Dr. Andreo Spina, whom I’ve never met or heard of before this tweet, shared an idea I wish more people internalized.
I’m looking at you, Christians. I’m looking at you, doctors. I’m looking at you, bloggers.
The older I get, the less I trust anyone who is 100% sure of almost anything. I question that person’s intellectual rigor because that level of confidence indicates a lack of awareness of realistic possible conditions that would make their belief untrue.
There was a time when doctors prescribed smoking. Even to pregnant women. There was a time when believers beat themselves with whips to pay for their sins. There was a time when just about everyone was racist. There was a time when the earth was flat.
All of these prove that we can be wrong. We do the best we can with what we know, but there’s still so much we don’t know.[tweet_box]The person I trust is the person who is honest enough to acknowledge they could learn something tomorrow that changes their understanding of even their most fundamental beliefs.[/tweet_box]
That is a person who will be humble enough and honest enough to admit to me when they’ve learned they were wrong.

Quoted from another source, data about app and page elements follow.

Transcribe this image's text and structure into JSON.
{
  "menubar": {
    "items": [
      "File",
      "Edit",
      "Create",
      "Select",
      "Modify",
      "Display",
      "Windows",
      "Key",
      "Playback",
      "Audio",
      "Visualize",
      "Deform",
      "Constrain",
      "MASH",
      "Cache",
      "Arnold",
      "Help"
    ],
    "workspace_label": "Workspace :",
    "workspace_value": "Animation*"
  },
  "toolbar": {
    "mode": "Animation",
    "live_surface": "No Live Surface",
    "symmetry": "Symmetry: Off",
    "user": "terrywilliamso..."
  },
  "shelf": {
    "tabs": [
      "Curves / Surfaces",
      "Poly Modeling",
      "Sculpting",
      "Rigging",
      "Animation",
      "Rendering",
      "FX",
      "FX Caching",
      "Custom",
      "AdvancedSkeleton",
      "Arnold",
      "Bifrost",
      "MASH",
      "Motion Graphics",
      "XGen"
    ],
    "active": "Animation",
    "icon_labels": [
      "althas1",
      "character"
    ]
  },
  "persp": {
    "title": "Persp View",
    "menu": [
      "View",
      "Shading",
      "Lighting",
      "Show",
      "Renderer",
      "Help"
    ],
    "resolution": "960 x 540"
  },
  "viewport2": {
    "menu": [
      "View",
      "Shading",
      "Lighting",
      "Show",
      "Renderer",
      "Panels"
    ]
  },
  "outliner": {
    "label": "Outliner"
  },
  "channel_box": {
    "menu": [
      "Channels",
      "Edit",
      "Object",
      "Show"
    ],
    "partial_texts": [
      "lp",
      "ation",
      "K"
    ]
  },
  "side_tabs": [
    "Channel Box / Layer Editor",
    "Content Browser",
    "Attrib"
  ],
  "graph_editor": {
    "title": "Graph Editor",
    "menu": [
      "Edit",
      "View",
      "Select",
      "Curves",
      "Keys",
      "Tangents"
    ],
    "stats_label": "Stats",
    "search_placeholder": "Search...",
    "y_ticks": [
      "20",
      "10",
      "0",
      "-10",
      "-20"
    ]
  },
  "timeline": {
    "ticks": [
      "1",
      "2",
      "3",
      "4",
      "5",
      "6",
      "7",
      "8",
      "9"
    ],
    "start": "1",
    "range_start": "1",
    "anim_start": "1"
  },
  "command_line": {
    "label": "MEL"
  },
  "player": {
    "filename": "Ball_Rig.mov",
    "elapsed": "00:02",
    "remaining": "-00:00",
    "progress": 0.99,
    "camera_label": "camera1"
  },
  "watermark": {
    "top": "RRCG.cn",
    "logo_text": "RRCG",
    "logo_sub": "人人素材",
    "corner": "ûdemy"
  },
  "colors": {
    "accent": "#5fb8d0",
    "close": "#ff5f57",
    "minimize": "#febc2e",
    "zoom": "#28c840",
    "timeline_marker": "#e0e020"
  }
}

Truth has to be more important than “being right.” And if it’s not, then trust isn’t deserved.